The Columbia Pierians, an organization of African-American women dedicated to supporting the arts, are about 30 members strong, each with her own artistic interests — painting, music, dance, among others. None had ever quilted.
That aside, two years ago the local nonprofit created a quilt detailing African-American history in Howard County, a project they recently completed.
"We thought it was a good way to get together, to bond and get to know each other better," said Linda Outlaw, co-chair of the quilt committee.
The Pierians, Inc., was founded in Baltimore in 1958 and has 11 chapters nationwide, including five in Central Maryland. The Columbia chapter was founded in 1983 and has hosted events and given scholarships to Howard County students pursuing higher education in the arts.
The theme of the quilt is "Pioneers of Columbia," and features 16 men, women and locations (like the Howard County Colored School) that have a place in Howard County history.
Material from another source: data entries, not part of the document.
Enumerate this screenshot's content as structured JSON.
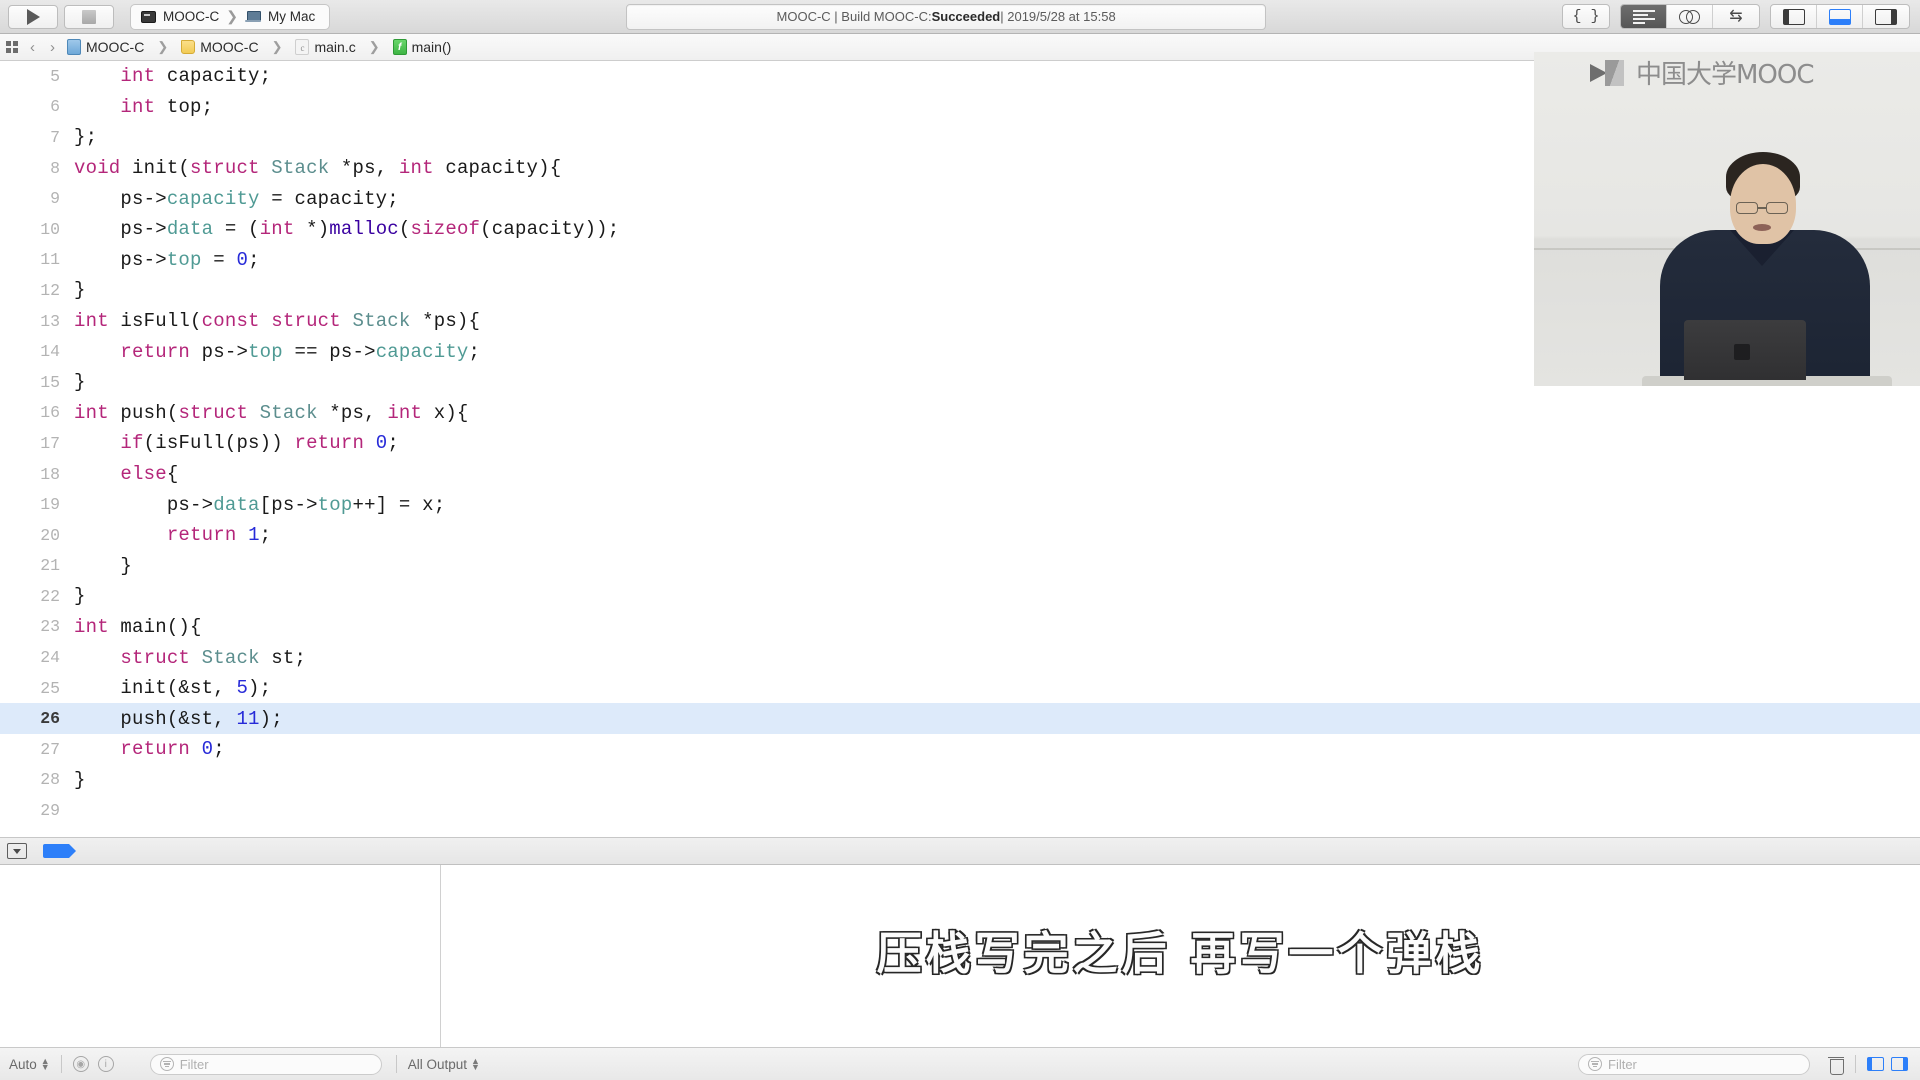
{
  "toolbar": {
    "run_button_label": "Run",
    "stop_button_label": "Stop",
    "scheme": {
      "target": "MOOC-C",
      "destination": "My Mac"
    },
    "status_prefix": "MOOC-C | Build MOOC-C: ",
    "status_result": "Succeeded",
    "status_suffix": " | 2019/5/28 at 15:58",
    "editor_modes": [
      "standard-editor",
      "assistant-editor",
      "version-editor"
    ],
    "braces_label": "{ }",
    "panel_toggles": [
      "navigator-toggle",
      "debug-area-toggle",
      "utilities-toggle"
    ]
  },
  "jumpbar": {
    "grid_label": "related-items",
    "back_label": "‹",
    "forward_label": "›",
    "crumbs": [
      {
        "icon": "project-icon",
        "label": "MOOC-C"
      },
      {
        "icon": "folder-icon",
        "label": "MOOC-C"
      },
      {
        "icon": "c-file-icon",
        "label": "main.c",
        "glyph": "c"
      },
      {
        "icon": "function-icon",
        "label": "main()",
        "glyph": "f"
      }
    ]
  },
  "editor": {
    "first_visible_line": 5,
    "current_line": 26,
    "language": "C",
    "lines": [
      {
        "n": 5,
        "tokens": [
          {
            "t": "    ",
            "c": "pl"
          },
          {
            "t": "int",
            "c": "kw"
          },
          {
            "t": " capacity;",
            "c": "pl"
          }
        ]
      },
      {
        "n": 6,
        "tokens": [
          {
            "t": "    ",
            "c": "pl"
          },
          {
            "t": "int",
            "c": "kw"
          },
          {
            "t": " top;",
            "c": "pl"
          }
        ]
      },
      {
        "n": 7,
        "tokens": [
          {
            "t": "};",
            "c": "pl"
          }
        ]
      },
      {
        "n": 8,
        "tokens": [
          {
            "t": "void",
            "c": "kw"
          },
          {
            "t": " init(",
            "c": "pl"
          },
          {
            "t": "struct",
            "c": "kw"
          },
          {
            "t": " ",
            "c": "pl"
          },
          {
            "t": "Stack",
            "c": "typ"
          },
          {
            "t": " *ps, ",
            "c": "pl"
          },
          {
            "t": "int",
            "c": "kw"
          },
          {
            "t": " capacity){",
            "c": "pl"
          }
        ]
      },
      {
        "n": 9,
        "tokens": [
          {
            "t": "    ps->",
            "c": "pl"
          },
          {
            "t": "capacity",
            "c": "mem"
          },
          {
            "t": " = capacity;",
            "c": "pl"
          }
        ]
      },
      {
        "n": 10,
        "tokens": [
          {
            "t": "    ps->",
            "c": "pl"
          },
          {
            "t": "data",
            "c": "mem"
          },
          {
            "t": " = (",
            "c": "pl"
          },
          {
            "t": "int",
            "c": "kw"
          },
          {
            "t": " *)",
            "c": "pl"
          },
          {
            "t": "malloc",
            "c": "fn"
          },
          {
            "t": "(",
            "c": "pl"
          },
          {
            "t": "sizeof",
            "c": "kw"
          },
          {
            "t": "(capacity));",
            "c": "pl"
          }
        ]
      },
      {
        "n": 11,
        "tokens": [
          {
            "t": "    ps->",
            "c": "pl"
          },
          {
            "t": "top",
            "c": "mem"
          },
          {
            "t": " = ",
            "c": "pl"
          },
          {
            "t": "0",
            "c": "num"
          },
          {
            "t": ";",
            "c": "pl"
          }
        ]
      },
      {
        "n": 12,
        "tokens": [
          {
            "t": "}",
            "c": "pl"
          }
        ]
      },
      {
        "n": 13,
        "tokens": [
          {
            "t": "int",
            "c": "kw"
          },
          {
            "t": " isFull(",
            "c": "pl"
          },
          {
            "t": "const",
            "c": "kw"
          },
          {
            "t": " ",
            "c": "pl"
          },
          {
            "t": "struct",
            "c": "kw"
          },
          {
            "t": " ",
            "c": "pl"
          },
          {
            "t": "Stack",
            "c": "typ"
          },
          {
            "t": " *ps){",
            "c": "pl"
          }
        ]
      },
      {
        "n": 14,
        "tokens": [
          {
            "t": "    ",
            "c": "pl"
          },
          {
            "t": "return",
            "c": "kw"
          },
          {
            "t": " ps->",
            "c": "pl"
          },
          {
            "t": "top",
            "c": "mem"
          },
          {
            "t": " == ps->",
            "c": "pl"
          },
          {
            "t": "capacity",
            "c": "mem"
          },
          {
            "t": ";",
            "c": "pl"
          }
        ]
      },
      {
        "n": 15,
        "tokens": [
          {
            "t": "}",
            "c": "pl"
          }
        ]
      },
      {
        "n": 16,
        "tokens": [
          {
            "t": "int",
            "c": "kw"
          },
          {
            "t": " push(",
            "c": "pl"
          },
          {
            "t": "struct",
            "c": "kw"
          },
          {
            "t": " ",
            "c": "pl"
          },
          {
            "t": "Stack",
            "c": "typ"
          },
          {
            "t": " *ps, ",
            "c": "pl"
          },
          {
            "t": "int",
            "c": "kw"
          },
          {
            "t": " x){",
            "c": "pl"
          }
        ]
      },
      {
        "n": 17,
        "tokens": [
          {
            "t": "    ",
            "c": "pl"
          },
          {
            "t": "if",
            "c": "kw"
          },
          {
            "t": "(isFull(ps)) ",
            "c": "pl"
          },
          {
            "t": "return",
            "c": "kw"
          },
          {
            "t": " ",
            "c": "pl"
          },
          {
            "t": "0",
            "c": "num"
          },
          {
            "t": ";",
            "c": "pl"
          }
        ]
      },
      {
        "n": 18,
        "tokens": [
          {
            "t": "    ",
            "c": "pl"
          },
          {
            "t": "else",
            "c": "kw"
          },
          {
            "t": "{",
            "c": "pl"
          }
        ]
      },
      {
        "n": 19,
        "tokens": [
          {
            "t": "        ps->",
            "c": "pl"
          },
          {
            "t": "data",
            "c": "mem"
          },
          {
            "t": "[ps->",
            "c": "pl"
          },
          {
            "t": "top",
            "c": "mem"
          },
          {
            "t": "++] = x;",
            "c": "pl"
          }
        ]
      },
      {
        "n": 20,
        "tokens": [
          {
            "t": "        ",
            "c": "pl"
          },
          {
            "t": "return",
            "c": "kw"
          },
          {
            "t": " ",
            "c": "pl"
          },
          {
            "t": "1",
            "c": "num"
          },
          {
            "t": ";",
            "c": "pl"
          }
        ]
      },
      {
        "n": 21,
        "tokens": [
          {
            "t": "    }",
            "c": "pl"
          }
        ]
      },
      {
        "n": 22,
        "tokens": [
          {
            "t": "}",
            "c": "pl"
          }
        ]
      },
      {
        "n": 23,
        "tokens": [
          {
            "t": "int",
            "c": "kw"
          },
          {
            "t": " main(){",
            "c": "pl"
          }
        ]
      },
      {
        "n": 24,
        "tokens": [
          {
            "t": "    ",
            "c": "pl"
          },
          {
            "t": "struct",
            "c": "kw"
          },
          {
            "t": " ",
            "c": "pl"
          },
          {
            "t": "Stack",
            "c": "typ"
          },
          {
            "t": " st;",
            "c": "pl"
          }
        ]
      },
      {
        "n": 25,
        "tokens": [
          {
            "t": "    init(&st, ",
            "c": "pl"
          },
          {
            "t": "5",
            "c": "num"
          },
          {
            "t": ");",
            "c": "pl"
          }
        ]
      },
      {
        "n": 26,
        "tokens": [
          {
            "t": "    push(&st, ",
            "c": "pl"
          },
          {
            "t": "11",
            "c": "num"
          },
          {
            "t": ");",
            "c": "pl"
          }
        ]
      },
      {
        "n": 27,
        "tokens": [
          {
            "t": "    ",
            "c": "pl"
          },
          {
            "t": "return",
            "c": "kw"
          },
          {
            "t": " ",
            "c": "pl"
          },
          {
            "t": "0",
            "c": "num"
          },
          {
            "t": ";",
            "c": "pl"
          }
        ]
      },
      {
        "n": 28,
        "tokens": [
          {
            "t": "}",
            "c": "pl"
          }
        ]
      },
      {
        "n": 29,
        "tokens": [
          {
            "t": "",
            "c": "pl"
          }
        ]
      }
    ]
  },
  "debugbar": {
    "hide_label": "hide-debug-area",
    "breakpoints_label": "breakpoints-toggle"
  },
  "console": {
    "subtitle": "压栈写完之后 再写一个弹栈"
  },
  "bottombar": {
    "auto_label": "Auto",
    "variables_filter_placeholder": "Filter",
    "output_scope": "All Output",
    "console_filter_placeholder": "Filter",
    "clear_label": "clear-console"
  },
  "video": {
    "logo_text": "中国大学MOOC"
  },
  "colors": {
    "keyword": "#b4267a",
    "type": "#5c8e8e",
    "member": "#4f9a94",
    "number": "#272ad8",
    "function": "#3900a0",
    "current_line_bg": "#ddeafa",
    "accent_blue": "#2d7ff9"
  }
}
"We looked at people who have made a significant impact in Columbia," said local past president Mary Bracey. "Naturally, we came up with hundreds of people. Whittling it down was the hard part."
Harder still was the actual quilting, Outlaw said. The group met for months at Columbia's Florence Bain Senior Center to sew, talk and explore Howard County's history.
"As a group of African-American women that supports the arts, obviously it's important for us to celebrate the 'firsts' in Howard County," said local president Rosalynne Atterbeary.
The quilt includes Sydney Cousin, the first black superintendent of the Howard County Public School System; C. Vernon Gray, the first black County Council member; Maggie Brown, the first black president of the Columbia Association; and Gail Clark, the first black elected judge, among others, all centered on an image of the Columbia People Tree.
The only white person featured on the quilt is James Rouse, the founder of Columbia.
"None of us are originally from Columbia," Bracey said. "Obviously, we wouldn't be here if not for Rouse. We learned so much — we learned the names, the deep history of this place by doing this project."
Still, many of the Pierians have called Columbia home for decades, Atterbeary said, so they know many of the people featured on the quilt. That living history made the project all the more personal, she said.
"We're so blessed to know so many of these people," she said. "We want future generations to remember their work."
The quilt will be on display for the public at the Columbia Sheraton this fall, as the group holds a national assembly for all Pierians chapters. Bracey said the group was also in preliminary discussions with the Howard County Library System to display and give presentations on the quilt.
For the women who helped create it, the quilt has helped bring them closer. The women tease Outlaw that she did "98 percent of the work," she said, while the rest chatted.
"But even the talking was a contribution," Bey said.
Pierians members echoed Atterbeary's sentiment that the most important thing about the quilt is that it's preserving history for future generations.
"They'll need to know these things, too," said Columbia Pierians founding member Frenzela Credle.
When Credle looks at the quilt, she said she sees three things: "history, love and pride."